We all carry an unknown load to others. We all matter! We are here because we have a reason to be here, and the sooner we find out what our call is, the sooner we are going to be helping others and ourselves to become a better human being.

God bless my wife for teaching me the true value of love and compassion.

Video Link – “It Gets Better”

I received a message from Nick, from the beautiful province of Ontario, Canada.

He was kind enough to send me a link to the video titled “it gets better” – Please click on it, or cut and paste in order to watch it.

Also his friends are working on this amazing Project Cinderella Story (it can be found on Facebook under this name) it’s a project to turn everyone’s life around, away from bullying, mental illnesses, and to prevent suicide.
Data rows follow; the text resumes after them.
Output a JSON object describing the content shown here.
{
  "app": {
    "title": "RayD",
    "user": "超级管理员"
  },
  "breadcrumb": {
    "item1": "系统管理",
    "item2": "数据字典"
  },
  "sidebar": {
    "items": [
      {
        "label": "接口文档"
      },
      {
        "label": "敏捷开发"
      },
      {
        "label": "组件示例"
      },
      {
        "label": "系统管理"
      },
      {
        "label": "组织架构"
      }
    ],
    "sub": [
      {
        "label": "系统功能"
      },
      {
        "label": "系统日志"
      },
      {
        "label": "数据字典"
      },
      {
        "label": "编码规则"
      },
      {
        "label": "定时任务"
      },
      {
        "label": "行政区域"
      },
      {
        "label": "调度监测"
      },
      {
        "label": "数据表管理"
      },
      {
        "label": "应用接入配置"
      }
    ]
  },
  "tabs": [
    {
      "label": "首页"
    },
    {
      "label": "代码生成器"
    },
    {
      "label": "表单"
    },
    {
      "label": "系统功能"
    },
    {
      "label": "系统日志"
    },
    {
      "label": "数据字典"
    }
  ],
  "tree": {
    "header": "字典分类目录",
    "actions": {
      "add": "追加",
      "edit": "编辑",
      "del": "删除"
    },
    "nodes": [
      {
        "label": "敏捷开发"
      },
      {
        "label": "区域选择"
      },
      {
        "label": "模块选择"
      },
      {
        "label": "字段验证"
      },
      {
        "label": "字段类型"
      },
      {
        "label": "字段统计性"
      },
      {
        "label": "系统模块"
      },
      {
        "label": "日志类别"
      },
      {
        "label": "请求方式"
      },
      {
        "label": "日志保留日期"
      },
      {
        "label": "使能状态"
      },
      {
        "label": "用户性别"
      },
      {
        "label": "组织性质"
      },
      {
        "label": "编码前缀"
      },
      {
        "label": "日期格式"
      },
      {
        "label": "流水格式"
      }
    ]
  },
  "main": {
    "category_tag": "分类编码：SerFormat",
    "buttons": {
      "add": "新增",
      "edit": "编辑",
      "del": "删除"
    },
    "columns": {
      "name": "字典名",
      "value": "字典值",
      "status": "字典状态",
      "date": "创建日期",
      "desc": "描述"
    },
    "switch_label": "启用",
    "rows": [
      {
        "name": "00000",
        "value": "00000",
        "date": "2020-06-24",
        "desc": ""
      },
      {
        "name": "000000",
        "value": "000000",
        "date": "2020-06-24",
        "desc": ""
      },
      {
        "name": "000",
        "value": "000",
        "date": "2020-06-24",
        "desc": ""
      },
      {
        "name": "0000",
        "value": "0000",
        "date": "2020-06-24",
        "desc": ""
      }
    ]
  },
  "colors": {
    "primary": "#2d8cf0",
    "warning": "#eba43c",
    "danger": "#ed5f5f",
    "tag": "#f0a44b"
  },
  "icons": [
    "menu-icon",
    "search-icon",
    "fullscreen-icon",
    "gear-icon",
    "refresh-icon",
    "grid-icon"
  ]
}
They are a group of kids looking to making a difference, and THEY WILL! Darn Right!
Please like their page and help them build up a momentum.

I am very proud to see teenagers taking this kind of leadership and making such an important difference in the world. Let’s remind ourselves that this is a worldwide epidemic that can be cured only if we are willing to do so.

What’s stopping you from doing just that?

National Children’s Mental Health Awareness Week

Children’s Mental Health Awareness Week, May 4-10, helps raise awareness around children’s mental health.

May 8, 2014 marks National Children’s Mental Health Awareness Day. On this day, NAMI joins communities around the country in raising awareness about the mental health needs of America’s youngest citizens. It is a day to focus on children and youth living with mental illness and to come together to advocate for a full array of effective services and supports for children affected by mental illness.

Wear green and support Mental Health awareness in the month of May!

May is Mental Health Month

Each year millions of Americans face the reality of living with a mental health condition. During the month of May, NAMI and the rest of the country are bringing awareness to mental illness. Each year we fight stigma, provide support, educate the public and advocate for equal care. Each year, the movement grows stronger. In 2013, President Obama proclaimed May as National Mental Health Awareness Month and brought the issue of mental health to the forefront of our nation’s thoughts.

We believe that these issues are important to address year round, but highlighting these issues during May provides a time for people to come together and display the passion and strength of those working to improve the lives of the tens of millions of Americans affected by mental illness.